By David Jacobs, The Center Square
State and federal officials will be as ready as possible for Tropical Storm Barry before nightfall, Louisiana Gov. John Bel Edwards said Friday, and he urged residents to do the same.
“Be where you want to be and have what you need to have on hand in order to protect yourself and your family,” he said.
Barry is expected to be a Category 1 hurricane by the time it makes landfall Saturday morning in south-central Louisiana near Morgan City. It could produce tropical storm-force winds as far north as Alexandria, Edwards said.
But rain will be the real danger. Much of the state could receive between 10 and 20 inches of rain over 24 hours, with some areas getting more than two feet.
“It’s impossible to know exactly where the heaviest rains will fall,” Edwards said. “We expect a number of [rivers] to be at flood stage very quickly and to cause significant problems. It’s impossible to say which ones.”
When the ground is fully saturated with water, Edwards noted, it doesn’t take much wind to knock over a tree or pole, so residents need to be prepared for widespread power outages.
Mandatory or voluntary evacuations have been called for a number of areas of the state, including parts of Lafourche, Jefferson, Plaquemines, and St. Mary parishes, as well as Grand Isle.
“We do expect to have to conduct search-and-rescue missions,” Edwards said, adding that 3,000 National Guard members are mobilized and more than 300 buses have been staged. A “mega-shelter” is ready to open in Alexandria for people who are rescued, he said.
“We have shelters opening rapidly across the state,” said Marketa Walters, who leads the state Department of Children and Family Services. She said residents can call 211 with any questions about shelters near them.
The federal government has approved the state’s request for an emergency declaration, which means federal resources will be available during and immediately after the storm.
“This is a state and federal teamwork,” U.S. Sen. Bill Cassidy said.
For the first time ever, all of the floodgates in the hurricane risk-reduction system in the New Orleans area have been closed. The Mississippi River is projected to reach 19 feet at the Carrolton Gauge, which means the levees are not expected to be overtopped as was feared earlier in the week.
“The levees are stronger than they have ever been,” Edwards said. “The system is tighter than it has ever been.”
Officials urged everyone to stay informed and heed the advice of local authorities. They urged motorists not to drive through standing water, which is the cause of most recent flood fatalities.

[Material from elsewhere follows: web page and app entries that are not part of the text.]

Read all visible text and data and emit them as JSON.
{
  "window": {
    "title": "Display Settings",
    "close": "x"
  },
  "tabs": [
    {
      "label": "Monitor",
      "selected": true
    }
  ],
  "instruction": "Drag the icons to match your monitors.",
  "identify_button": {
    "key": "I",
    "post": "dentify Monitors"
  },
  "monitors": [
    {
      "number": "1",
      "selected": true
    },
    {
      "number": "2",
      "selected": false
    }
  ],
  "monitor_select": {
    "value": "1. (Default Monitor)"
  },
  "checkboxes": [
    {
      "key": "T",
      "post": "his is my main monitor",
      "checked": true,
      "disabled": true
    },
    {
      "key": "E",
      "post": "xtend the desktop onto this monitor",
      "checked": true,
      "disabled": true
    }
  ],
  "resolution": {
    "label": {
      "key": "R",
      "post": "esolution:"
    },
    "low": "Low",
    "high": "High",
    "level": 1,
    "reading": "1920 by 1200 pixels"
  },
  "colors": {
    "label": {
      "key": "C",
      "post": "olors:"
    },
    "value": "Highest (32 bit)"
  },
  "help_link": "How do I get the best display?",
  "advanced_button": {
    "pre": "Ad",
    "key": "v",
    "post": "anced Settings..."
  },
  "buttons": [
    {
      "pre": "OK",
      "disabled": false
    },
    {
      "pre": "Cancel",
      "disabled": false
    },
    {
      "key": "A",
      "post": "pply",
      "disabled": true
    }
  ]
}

Edwards said the flooding was not expected to be as severe as that caused by the unnamed storms of August 2016, which left 13 people dead and caused more than $10 billion in damage. But he still urged residents to be vigilant and cautious.
“No one should take this storm lightly just because it’s supposed to be a Category 1,” he said